__What is being asked__. The whole listing is to be restated, character for character.

__Recorded data__.

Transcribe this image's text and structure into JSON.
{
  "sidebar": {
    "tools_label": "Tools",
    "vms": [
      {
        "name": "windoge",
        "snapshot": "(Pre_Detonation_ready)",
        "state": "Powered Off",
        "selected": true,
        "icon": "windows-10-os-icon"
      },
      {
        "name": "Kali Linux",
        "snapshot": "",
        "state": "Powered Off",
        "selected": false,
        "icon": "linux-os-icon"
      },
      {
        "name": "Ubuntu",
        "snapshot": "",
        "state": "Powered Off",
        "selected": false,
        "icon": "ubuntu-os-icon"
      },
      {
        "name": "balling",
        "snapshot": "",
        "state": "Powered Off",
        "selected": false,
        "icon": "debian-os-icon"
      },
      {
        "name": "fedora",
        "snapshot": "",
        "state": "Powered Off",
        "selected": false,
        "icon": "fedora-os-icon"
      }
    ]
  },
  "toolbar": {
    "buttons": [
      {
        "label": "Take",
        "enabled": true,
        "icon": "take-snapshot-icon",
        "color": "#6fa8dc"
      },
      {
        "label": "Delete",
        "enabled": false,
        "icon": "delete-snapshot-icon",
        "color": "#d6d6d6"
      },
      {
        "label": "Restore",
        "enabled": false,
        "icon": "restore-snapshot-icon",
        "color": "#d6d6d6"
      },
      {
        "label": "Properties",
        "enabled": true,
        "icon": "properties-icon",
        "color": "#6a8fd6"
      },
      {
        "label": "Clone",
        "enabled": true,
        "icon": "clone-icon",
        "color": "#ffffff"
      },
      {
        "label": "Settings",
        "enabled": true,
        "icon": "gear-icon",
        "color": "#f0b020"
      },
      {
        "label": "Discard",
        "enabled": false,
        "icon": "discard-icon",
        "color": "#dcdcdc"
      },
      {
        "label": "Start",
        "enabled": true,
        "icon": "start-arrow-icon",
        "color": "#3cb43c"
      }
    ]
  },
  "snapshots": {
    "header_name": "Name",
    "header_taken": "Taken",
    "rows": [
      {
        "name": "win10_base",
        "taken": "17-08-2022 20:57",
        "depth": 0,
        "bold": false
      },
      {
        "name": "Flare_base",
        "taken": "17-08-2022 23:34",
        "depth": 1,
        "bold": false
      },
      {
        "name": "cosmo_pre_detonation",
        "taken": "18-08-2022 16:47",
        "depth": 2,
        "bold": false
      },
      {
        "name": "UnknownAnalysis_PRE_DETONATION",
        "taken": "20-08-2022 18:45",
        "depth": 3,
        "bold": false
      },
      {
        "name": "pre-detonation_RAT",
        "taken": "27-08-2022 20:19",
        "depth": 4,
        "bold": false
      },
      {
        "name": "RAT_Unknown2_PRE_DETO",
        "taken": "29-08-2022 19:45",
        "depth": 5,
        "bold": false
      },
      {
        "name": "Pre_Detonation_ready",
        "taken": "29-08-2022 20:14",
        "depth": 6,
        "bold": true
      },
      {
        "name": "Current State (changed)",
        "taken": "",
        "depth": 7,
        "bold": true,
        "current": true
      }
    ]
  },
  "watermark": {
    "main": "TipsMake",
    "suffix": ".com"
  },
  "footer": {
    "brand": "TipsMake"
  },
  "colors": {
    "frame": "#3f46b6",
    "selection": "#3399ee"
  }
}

__Reply to the exercise__.
Transcribe this image's text and structure into JSON.
{
  "sidebar": {
    "tools_label": "Tools",
    "vms": [
      {
        "name": "windoge",
        "snapshot": "(Pre_Detonation_ready)",
        "state": "Powered Off",
        "selected": true,
        "icon": "windows-10-os-icon"
      },
      {
        "name": "Kali Linux",
        "snapshot": "",
        "state": "Powered Off",
        "selected": false,
        "icon": "linux-os-icon"
      },
      {
        "name": "Ubuntu",
        "snapshot": "",
        "state": "Powered Off",
        "selected": false,
        "icon": "ubuntu-os-icon"
      },
      {
        "name": "balling",
        "snapshot": "",
        "state": "Powered Off",
        "selected": false,
        "icon": "debian-os-icon"
      },
      {
        "name": "fedora",
        "snapshot": "",
        "state": "Powered Off",
        "selected": false,
        "icon": "fedora-os-icon"
      }
    ]
  },
  "toolbar": {
    "buttons": [
      {
        "label": "Take",
        "enabled": true,
        "icon": "take-snapshot-icon",
        "color": "#6fa8dc"
      },
      {
        "label": "Delete",
        "enabled": false,
        "icon": "delete-snapshot-icon",
        "color": "#d6d6d6"
      },
      {
        "label": "Restore",
        "enabled": false,
        "icon": "restore-snapshot-icon",
        "color": "#d6d6d6"
      },
      {
        "label": "Properties",
        "enabled": true,
        "icon": "properties-icon",
        "color": "#6a8fd6"
      },
      {
        "label": "Clone",
        "enabled": true,
        "icon": "clone-icon",
        "color": "#ffffff"
      },
      {
        "label": "Settings",
        "enabled": true,
        "icon": "gear-icon",
        "color": "#f0b020"
      },
      {
        "label": "Discard",
        "enabled": false,
        "icon": "discard-icon",
        "color": "#dcdcdc"
      },
      {
        "label": "Start",
        "enabled": true,
        "icon": "start-arrow-icon",
        "color": "#3cb43c"
      }
    ]
  },
  "snapshots": {
    "header_name": "Name",
    "header_taken": "Taken",
    "rows": [
      {
        "name": "win10_base",
        "taken": "17-08-2022 20:57",
        "depth": 0,
        "bold": false
      },
      {
        "name": "Flare_base",
        "taken": "17-08-2022 23:34",
        "depth": 1,
        "bold": false
      },
      {
        "name": "cosmo_pre_detonation",
        "taken": "18-08-2022 16:47",
        "depth": 2,
        "bold": false
      },
      {
        "name": "UnknownAnalysis_PRE_DETONATION",
        "taken": "20-08-2022 18:45",
        "depth": 3,
        "bold": false
      },
      {
        "name": "pre-detonation_RAT",
        "taken": "27-08-2022 20:19",
        "depth": 4,
        "bold": false
      },
      {
        "name": "RAT_Unknown2_PRE_DETO",
        "taken": "29-08-2022 19:45",
        "depth": 5,
        "bold": false
      },
      {
        "name": "Pre_Detonation_ready",
        "taken": "29-08-2022 20:14",
        "depth": 6,
        "bold": true
      },
      {
        "name": "Current State (changed)",
        "taken": "",
        "depth": 7,
        "bold": true,
        "current": true
      }
    ]
  },
  "watermark": {
    "main": "TipsMake",
    "suffix": ".com"
  },
  "footer": {
    "brand": "TipsMake"
  },
  "colors": {
    "frame": "#3f46b6",
    "selection": "#3399ee"
  }
}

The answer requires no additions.